■ Your goal ■
The word "Devices" may appear in some lines of the data; copy every such line.

*** Material supplied Section Begins ***

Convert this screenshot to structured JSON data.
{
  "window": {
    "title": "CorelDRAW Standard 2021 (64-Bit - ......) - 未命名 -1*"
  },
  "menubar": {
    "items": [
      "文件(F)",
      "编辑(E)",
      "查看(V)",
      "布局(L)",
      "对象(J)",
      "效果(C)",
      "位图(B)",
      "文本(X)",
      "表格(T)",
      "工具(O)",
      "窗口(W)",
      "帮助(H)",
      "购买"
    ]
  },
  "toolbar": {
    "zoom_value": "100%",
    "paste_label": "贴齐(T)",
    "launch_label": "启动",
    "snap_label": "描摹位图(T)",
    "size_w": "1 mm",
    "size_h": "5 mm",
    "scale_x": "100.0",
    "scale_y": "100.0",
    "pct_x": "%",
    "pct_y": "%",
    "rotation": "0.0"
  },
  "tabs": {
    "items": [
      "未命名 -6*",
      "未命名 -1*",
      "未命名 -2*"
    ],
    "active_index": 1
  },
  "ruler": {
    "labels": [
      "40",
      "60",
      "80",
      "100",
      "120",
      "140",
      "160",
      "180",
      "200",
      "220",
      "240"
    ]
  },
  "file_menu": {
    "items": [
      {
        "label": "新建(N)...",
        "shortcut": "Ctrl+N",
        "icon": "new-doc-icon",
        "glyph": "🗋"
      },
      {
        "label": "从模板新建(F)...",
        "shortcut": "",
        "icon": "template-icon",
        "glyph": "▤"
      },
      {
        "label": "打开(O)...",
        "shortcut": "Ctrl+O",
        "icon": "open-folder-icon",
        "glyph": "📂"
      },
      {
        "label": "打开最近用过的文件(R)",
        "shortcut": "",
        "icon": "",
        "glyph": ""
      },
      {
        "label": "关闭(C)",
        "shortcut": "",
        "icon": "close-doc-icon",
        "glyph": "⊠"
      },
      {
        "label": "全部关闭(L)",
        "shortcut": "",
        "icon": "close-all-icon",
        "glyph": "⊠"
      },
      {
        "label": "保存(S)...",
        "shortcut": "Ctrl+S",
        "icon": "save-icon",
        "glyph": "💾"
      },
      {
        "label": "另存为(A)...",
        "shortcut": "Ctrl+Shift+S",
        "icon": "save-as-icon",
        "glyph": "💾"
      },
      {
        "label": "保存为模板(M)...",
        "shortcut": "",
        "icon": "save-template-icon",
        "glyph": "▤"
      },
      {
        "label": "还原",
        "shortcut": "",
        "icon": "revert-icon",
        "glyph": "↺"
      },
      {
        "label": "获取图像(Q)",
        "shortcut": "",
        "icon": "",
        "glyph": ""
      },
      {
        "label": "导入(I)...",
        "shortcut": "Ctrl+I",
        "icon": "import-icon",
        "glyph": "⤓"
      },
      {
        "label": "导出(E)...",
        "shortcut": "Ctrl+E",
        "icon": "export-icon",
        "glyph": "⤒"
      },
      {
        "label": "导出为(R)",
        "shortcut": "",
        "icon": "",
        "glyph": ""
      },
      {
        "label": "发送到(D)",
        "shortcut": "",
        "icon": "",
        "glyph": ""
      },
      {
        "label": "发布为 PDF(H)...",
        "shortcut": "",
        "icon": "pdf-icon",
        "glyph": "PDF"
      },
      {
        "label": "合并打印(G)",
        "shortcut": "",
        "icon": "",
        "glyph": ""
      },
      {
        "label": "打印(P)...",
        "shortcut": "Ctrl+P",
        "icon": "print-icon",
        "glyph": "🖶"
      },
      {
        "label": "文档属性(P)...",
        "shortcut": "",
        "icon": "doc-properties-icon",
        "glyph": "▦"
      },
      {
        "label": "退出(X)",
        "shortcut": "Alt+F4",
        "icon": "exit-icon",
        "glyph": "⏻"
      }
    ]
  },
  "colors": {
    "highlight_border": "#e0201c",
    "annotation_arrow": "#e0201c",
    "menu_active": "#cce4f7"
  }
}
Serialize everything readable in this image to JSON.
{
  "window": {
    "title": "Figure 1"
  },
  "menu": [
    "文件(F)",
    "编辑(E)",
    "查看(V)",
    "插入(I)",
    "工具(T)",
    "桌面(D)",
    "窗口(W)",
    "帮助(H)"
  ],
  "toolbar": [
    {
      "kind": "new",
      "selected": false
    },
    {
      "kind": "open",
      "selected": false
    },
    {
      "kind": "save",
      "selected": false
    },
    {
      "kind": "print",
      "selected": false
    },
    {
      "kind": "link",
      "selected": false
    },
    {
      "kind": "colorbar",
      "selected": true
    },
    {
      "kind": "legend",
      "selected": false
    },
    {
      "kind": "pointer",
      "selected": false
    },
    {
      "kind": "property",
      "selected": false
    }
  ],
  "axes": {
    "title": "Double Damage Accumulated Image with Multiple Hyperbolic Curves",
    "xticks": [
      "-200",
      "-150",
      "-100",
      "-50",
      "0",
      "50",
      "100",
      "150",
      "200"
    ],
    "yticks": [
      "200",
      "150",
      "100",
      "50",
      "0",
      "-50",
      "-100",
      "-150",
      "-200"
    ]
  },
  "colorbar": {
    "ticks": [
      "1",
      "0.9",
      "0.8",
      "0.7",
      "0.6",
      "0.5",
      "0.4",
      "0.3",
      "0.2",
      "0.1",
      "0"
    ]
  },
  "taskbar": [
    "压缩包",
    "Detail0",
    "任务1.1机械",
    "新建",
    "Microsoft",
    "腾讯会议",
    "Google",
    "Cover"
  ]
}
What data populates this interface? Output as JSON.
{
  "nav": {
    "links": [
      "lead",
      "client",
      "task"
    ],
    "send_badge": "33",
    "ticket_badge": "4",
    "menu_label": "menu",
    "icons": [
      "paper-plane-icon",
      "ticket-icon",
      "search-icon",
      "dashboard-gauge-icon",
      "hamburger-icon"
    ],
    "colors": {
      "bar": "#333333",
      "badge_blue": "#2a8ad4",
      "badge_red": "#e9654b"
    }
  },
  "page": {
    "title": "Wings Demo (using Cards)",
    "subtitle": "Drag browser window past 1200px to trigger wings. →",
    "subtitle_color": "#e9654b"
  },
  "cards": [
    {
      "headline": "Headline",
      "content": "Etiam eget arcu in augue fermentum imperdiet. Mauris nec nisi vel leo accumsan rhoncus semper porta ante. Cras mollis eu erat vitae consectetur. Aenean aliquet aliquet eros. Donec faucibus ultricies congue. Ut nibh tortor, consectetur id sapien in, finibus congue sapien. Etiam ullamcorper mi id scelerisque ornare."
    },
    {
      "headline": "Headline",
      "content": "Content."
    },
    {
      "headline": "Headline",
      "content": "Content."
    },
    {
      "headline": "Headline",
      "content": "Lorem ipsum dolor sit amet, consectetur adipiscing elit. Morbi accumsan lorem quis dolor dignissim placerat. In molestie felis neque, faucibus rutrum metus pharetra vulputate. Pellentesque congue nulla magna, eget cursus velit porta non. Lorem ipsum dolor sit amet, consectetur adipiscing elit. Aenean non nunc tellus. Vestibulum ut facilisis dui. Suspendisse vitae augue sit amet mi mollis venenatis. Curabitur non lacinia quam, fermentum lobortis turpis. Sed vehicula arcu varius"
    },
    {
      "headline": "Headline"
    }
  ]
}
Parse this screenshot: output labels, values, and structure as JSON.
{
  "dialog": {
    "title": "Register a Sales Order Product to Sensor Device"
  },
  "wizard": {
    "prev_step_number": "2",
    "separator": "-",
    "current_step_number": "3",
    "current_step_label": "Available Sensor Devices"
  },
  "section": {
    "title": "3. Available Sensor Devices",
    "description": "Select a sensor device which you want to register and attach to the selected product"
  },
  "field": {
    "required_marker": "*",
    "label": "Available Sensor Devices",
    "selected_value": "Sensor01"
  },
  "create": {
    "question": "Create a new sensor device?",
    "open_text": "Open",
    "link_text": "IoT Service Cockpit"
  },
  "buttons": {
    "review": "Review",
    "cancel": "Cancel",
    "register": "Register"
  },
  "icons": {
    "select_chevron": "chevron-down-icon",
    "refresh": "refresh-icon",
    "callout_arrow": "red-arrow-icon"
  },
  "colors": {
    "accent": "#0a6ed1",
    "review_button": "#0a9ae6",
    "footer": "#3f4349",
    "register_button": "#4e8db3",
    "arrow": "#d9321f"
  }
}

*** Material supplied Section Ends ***

■ Solved exercise ■
    "current_step_label": "Available Sensor Devices"
    "title": "3. Available Sensor Devices",
    "label": "Available Sensor Devices",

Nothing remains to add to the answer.